Push to Assam’s handloom
The managing director of the Bodoland Regional Apex Weavers and Artisans Cooperative Federation Ltd, N.N. Rana Patgiri, on Sunday underscored the growing demand of Assam’s handloom products in national and international markets.
Addressing a gathering on the concluding day of the 14-day National Handloom Expo at Tangla town in Udalguri district on Sunday, Patgiri said, “The handlooms and textiles industry of Assam has a global market. The need for authentic and quality products has paved the way for village women to tap the booming commercial market and generate income to become economically independent.”
Traditional designs and motifs in the handloom products of the greater Assamese society always sport a unique identity and charisma, he added.

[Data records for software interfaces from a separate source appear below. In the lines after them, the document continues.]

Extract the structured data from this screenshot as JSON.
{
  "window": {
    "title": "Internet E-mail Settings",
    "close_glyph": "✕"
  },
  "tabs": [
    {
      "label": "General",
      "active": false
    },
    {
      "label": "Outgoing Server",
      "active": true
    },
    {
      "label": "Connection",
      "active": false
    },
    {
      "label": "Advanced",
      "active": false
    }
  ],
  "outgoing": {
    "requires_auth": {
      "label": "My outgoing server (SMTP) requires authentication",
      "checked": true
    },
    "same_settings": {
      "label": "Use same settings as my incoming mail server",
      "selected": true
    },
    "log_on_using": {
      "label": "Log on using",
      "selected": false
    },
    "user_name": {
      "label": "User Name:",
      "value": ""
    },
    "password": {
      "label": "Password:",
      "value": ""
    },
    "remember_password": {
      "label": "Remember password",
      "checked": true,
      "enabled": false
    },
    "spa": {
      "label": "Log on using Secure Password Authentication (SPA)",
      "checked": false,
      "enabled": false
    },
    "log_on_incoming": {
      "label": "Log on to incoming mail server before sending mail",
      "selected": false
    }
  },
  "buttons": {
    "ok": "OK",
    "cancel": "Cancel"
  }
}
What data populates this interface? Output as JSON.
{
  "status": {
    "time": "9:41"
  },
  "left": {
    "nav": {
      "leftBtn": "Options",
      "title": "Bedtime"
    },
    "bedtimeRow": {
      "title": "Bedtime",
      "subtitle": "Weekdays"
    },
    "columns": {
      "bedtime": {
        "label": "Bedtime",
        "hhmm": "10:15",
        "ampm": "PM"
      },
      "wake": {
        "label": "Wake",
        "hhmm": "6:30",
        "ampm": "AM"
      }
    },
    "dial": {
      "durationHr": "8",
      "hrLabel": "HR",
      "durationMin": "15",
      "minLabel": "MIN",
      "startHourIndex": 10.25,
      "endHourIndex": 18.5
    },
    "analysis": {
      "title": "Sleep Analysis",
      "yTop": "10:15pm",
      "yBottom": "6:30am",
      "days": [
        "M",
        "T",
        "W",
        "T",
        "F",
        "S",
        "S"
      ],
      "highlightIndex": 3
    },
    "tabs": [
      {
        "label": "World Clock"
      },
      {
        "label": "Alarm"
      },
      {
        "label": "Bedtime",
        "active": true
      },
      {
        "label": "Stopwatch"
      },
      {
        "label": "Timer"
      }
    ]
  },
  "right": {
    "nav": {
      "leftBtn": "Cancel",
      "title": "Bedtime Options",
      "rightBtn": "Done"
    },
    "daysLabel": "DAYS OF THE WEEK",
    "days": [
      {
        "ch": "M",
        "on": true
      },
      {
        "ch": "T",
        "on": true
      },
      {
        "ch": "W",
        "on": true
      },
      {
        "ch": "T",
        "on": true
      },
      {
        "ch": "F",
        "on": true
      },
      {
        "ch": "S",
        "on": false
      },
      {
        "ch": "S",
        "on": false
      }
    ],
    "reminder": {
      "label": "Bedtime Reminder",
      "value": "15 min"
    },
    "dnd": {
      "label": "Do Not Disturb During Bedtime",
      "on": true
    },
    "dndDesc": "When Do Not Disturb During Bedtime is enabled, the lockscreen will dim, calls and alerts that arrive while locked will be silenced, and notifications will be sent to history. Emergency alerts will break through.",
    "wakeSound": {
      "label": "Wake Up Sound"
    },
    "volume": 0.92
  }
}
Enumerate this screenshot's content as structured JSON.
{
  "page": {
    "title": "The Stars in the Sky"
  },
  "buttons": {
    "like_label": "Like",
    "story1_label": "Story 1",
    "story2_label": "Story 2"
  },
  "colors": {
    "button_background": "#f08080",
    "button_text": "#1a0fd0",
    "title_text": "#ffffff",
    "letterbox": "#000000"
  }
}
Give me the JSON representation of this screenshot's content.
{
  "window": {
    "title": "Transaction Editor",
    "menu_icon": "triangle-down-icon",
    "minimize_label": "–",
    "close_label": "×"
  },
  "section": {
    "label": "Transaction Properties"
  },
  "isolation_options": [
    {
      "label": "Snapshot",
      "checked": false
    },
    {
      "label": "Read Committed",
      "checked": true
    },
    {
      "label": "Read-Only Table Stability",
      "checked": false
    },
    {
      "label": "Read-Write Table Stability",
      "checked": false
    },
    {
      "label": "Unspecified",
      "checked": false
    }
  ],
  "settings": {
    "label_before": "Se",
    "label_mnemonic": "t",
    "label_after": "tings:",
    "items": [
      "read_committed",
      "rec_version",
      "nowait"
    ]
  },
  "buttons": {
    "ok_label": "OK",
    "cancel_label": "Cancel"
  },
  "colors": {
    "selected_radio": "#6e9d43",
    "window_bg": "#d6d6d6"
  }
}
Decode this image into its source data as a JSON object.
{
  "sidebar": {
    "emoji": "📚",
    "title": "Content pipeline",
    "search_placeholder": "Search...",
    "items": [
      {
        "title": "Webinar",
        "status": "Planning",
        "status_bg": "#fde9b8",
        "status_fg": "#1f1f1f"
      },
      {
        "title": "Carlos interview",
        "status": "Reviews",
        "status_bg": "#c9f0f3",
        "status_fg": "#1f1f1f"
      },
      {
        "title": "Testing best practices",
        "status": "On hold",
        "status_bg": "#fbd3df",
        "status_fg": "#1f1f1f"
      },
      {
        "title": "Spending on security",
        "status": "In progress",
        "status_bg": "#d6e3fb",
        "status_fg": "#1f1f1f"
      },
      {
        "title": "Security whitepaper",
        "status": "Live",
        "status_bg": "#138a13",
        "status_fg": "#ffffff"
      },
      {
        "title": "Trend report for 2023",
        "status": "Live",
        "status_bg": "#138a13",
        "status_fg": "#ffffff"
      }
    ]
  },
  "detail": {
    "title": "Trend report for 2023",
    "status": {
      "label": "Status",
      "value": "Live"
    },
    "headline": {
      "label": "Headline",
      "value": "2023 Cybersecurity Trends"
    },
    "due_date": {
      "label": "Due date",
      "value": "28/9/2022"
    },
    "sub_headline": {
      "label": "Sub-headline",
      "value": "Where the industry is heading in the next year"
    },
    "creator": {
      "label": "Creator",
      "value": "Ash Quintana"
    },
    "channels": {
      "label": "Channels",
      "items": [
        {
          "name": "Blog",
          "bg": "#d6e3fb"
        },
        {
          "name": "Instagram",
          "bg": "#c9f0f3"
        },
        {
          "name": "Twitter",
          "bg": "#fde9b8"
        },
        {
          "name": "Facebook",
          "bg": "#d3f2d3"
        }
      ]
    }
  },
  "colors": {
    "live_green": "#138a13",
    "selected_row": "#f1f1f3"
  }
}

“In Assam, weaving is replete with artistic sensibility and intimately linked to folk life,” Patgiri said.
Assistant director of the Weavers Service Centre, Guwahati, Sarbeswar Das, stressed the need for weavers and entrepreneurs to revive the production of hand-woven textiles through technological advancement.
Deputy director of the state handloom and textiles department Jayanta Dev Sarma dwelt on the need for trending and appealing designs by weavers to suit the changing demand of buyers.
The expo was organised by Bodoland Regional Apex Weavers and Artisans Cooperative Federation Ltd in collaboration with the development commissioner for handlooms, Union ministry of textiles, where 61 participants from across the country took part. A theme pavilion was set up where handwoven products were put on display.
Sources said the expo recorded a business of Rs 1.2 crore.
The Bodoland Territorial Autonomous District (BTAD) region, covering Kokrajhar, Chirang, Baksa and Udalguri enjoys the unique distinction of producing all three varieties of commercially exploited natural silks — eri, muga and mulberry.
The Bodo belt is the largest producer of eri silk in Assam after Karbi Anglong. A total area of 2,895 hectares is covered under muga, eri and mulberry silkworm food plant in the BTAD with 51,195 families directly involved in sericulture.